A few miles from Wheatland is Camp Far West Reservoir, a favorite place in summer for recreation, but in fall just about deserted. We had come here to see a "T" marker showing the old route. We had seen this before and were trying to understand the trail's direction better. Following Spenceville Road towards Camp Far West reservoir, we passed this sign, a few miles east of Wheatland. It reads, "Approximately one and 1/4 miles east of this spot is the historic Johnson's Crossing..." Now we had just driven east 3 miles from Wheatland. How could Johnsons' Crossing be east of here when we read the sign in the town square that indicated it was there? If the sign is correct, Johnson's crossing was east of the Bear River. So which sign was correct? We were also a bit confused by the sign in town which mentions "Johnson's Ranch" and this latest marker that mentions "Johnson's crossing." What was Johnson's crossing?

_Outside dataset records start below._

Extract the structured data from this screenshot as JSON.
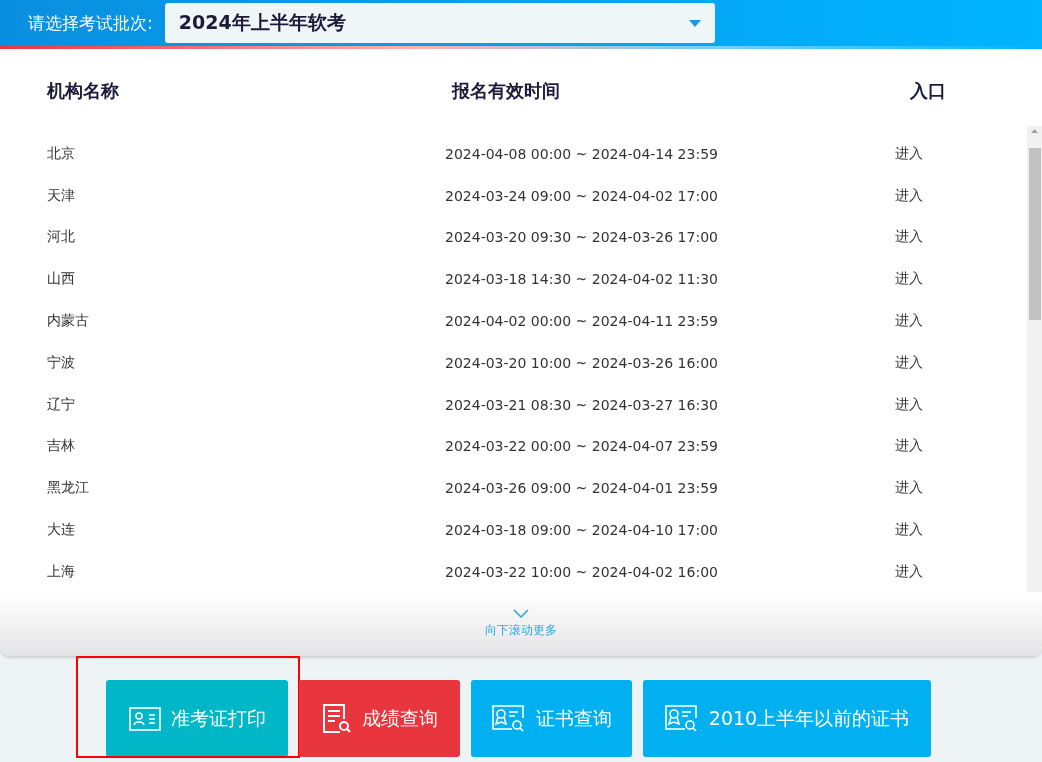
{
  "batch_selector": {
    "label": "请选择考试批次:",
    "value": "2024年上半年软考"
  },
  "table": {
    "columns": [
      "机构名称",
      "报名有效时间",
      "入口"
    ],
    "rows": [
      {
        "name": "北京",
        "period": "2024-04-08 00:00 ~ 2024-04-14 23:59",
        "entry": "进入"
      },
      {
        "name": "天津",
        "period": "2024-03-24 09:00 ~ 2024-04-02 17:00",
        "entry": "进入"
      },
      {
        "name": "河北",
        "period": "2024-03-20 09:30 ~ 2024-03-26 17:00",
        "entry": "进入"
      },
      {
        "name": "山西",
        "period": "2024-03-18 14:30 ~ 2024-04-02 11:30",
        "entry": "进入"
      },
      {
        "name": "内蒙古",
        "period": "2024-04-02 00:00 ~ 2024-04-11 23:59",
        "entry": "进入"
      },
      {
        "name": "宁波",
        "period": "2024-03-20 10:00 ~ 2024-03-26 16:00",
        "entry": "进入"
      },
      {
        "name": "辽宁",
        "period": "2024-03-21 08:30 ~ 2024-03-27 16:30",
        "entry": "进入"
      },
      {
        "name": "吉林",
        "period": "2024-03-22 00:00 ~ 2024-04-07 23:59",
        "entry": "进入"
      },
      {
        "name": "黑龙江",
        "period": "2024-03-26 09:00 ~ 2024-04-01 23:59",
        "entry": "进入"
      },
      {
        "name": "大连",
        "period": "2024-03-18 09:00 ~ 2024-04-10 17:00",
        "entry": "进入"
      },
      {
        "name": "上海",
        "period": "2024-03-22 10:00 ~ 2024-04-02 16:00",
        "entry": "进入"
      }
    ]
  },
  "scroll_hint": "向下滚动更多",
  "buttons": [
    {
      "label": "准考证打印",
      "kind": "ticket",
      "color": "#00b7c7",
      "highlighted": true
    },
    {
      "label": "成绩查询",
      "kind": "score",
      "color": "#e8353e",
      "highlighted": false
    },
    {
      "label": "证书查询",
      "kind": "cert",
      "color": "#00b0f0",
      "highlighted": false
    },
    {
      "label": "2010上半年以前的证书",
      "kind": "cert",
      "color": "#00b0f0",
      "highlighted": false
    }
  ]
}
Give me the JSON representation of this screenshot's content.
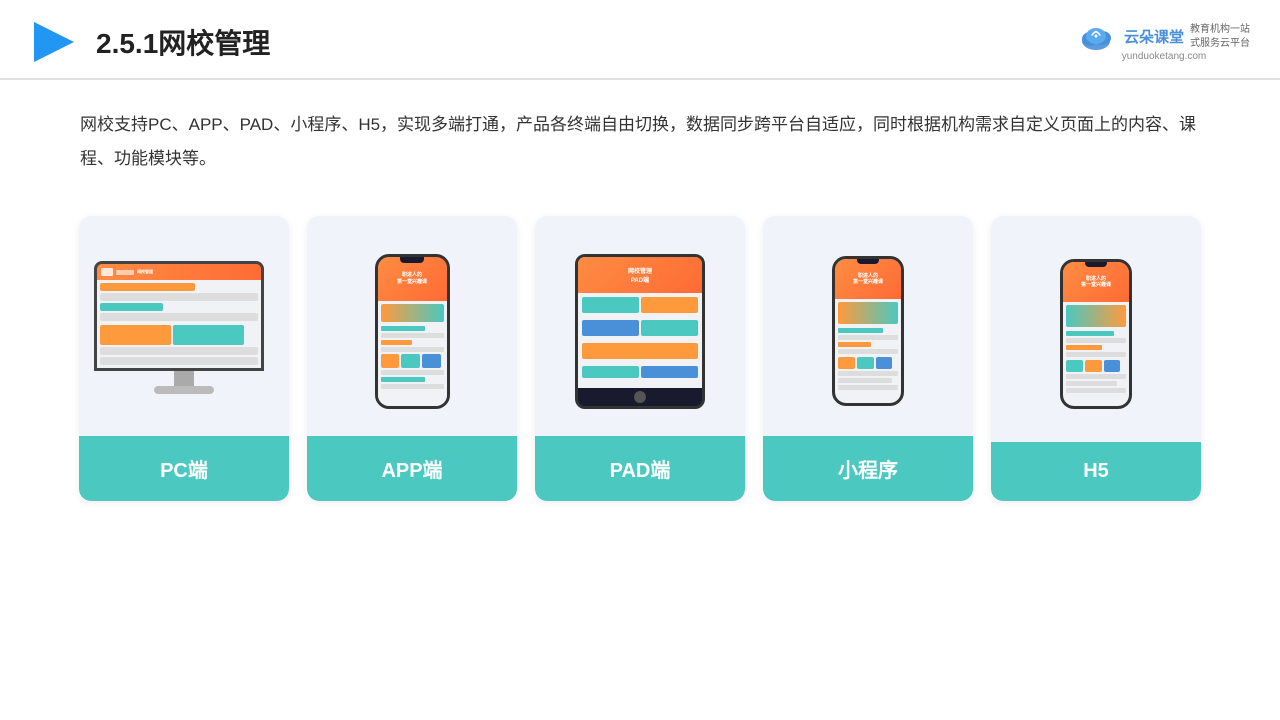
{
  "header": {
    "title": "2.5.1网校管理",
    "logo_brand": "云朵课堂",
    "logo_url": "yunduoketang.com",
    "logo_tagline_line1": "教育机构一站",
    "logo_tagline_line2": "式服务云平台"
  },
  "description": {
    "text": "网校支持PC、APP、PAD、小程序、H5，实现多端打通，产品各终端自由切换，数据同步跨平台自适应，同时根据机构需求自定义页面上的内容、课程、功能模块等。"
  },
  "cards": [
    {
      "id": "pc",
      "label": "PC端"
    },
    {
      "id": "app",
      "label": "APP端"
    },
    {
      "id": "pad",
      "label": "PAD端"
    },
    {
      "id": "miniprogram",
      "label": "小程序"
    },
    {
      "id": "h5",
      "label": "H5"
    }
  ],
  "brand_color": "#4bc8c0"
}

Once at the reservoir, we spotted the "T" Marker, which indicates the direction of travel for the emigrants. The trail came down the hill and then crossed what is now an arm of water from the reservoir. We assumed the trail made a bee-line west towards Wheatland. If that's the case why did the sign on Spenceville Road indicate the "crossing" was east, somewhere below the "T" Marker? We were confused but enjoying the day of exploration. We would have to do some more research to figure out just where this Johnson's Ranch was.
At our local used bookstore, I just happened on a small book titled "The Donner Rescue Party Rescue Site, Johnson’s Ranch on Bear River," by Jack and Richard Steed. The author and his son, amateur historians like us, had also been perplexed by the actual site of Johnson's Ranch adobe. Johnson's Ranch was the place that the survivors of the Donner/ Reed Party of stranded emigrants was brought too after their rescue in The High Sierra. The book is quite fascinating and the only one we could find on Johnson's Ranch. According to the authors, the site of the adobe was lost to time until their research which placed it along the north side of the Bear River, just 1.5 miles from the town square with the historical marker. We now know that the sign in the square is merely relating that the spot it's placed was part of the 22,000-acre ranch. Not necessarily the site of the adobe home.
We will be heading back to the Wheatland area to continue our search for these historical places. We have found that sometimes the "official" version of events and locations can be incorrect. It's not often these are wrong, but enough that additional research is needed. It's after this research that the pieces sometimes come into better view. That's when we know we have found something exciting, and worth checking out again. Wheatland is one such place. The fabled "end of the trail."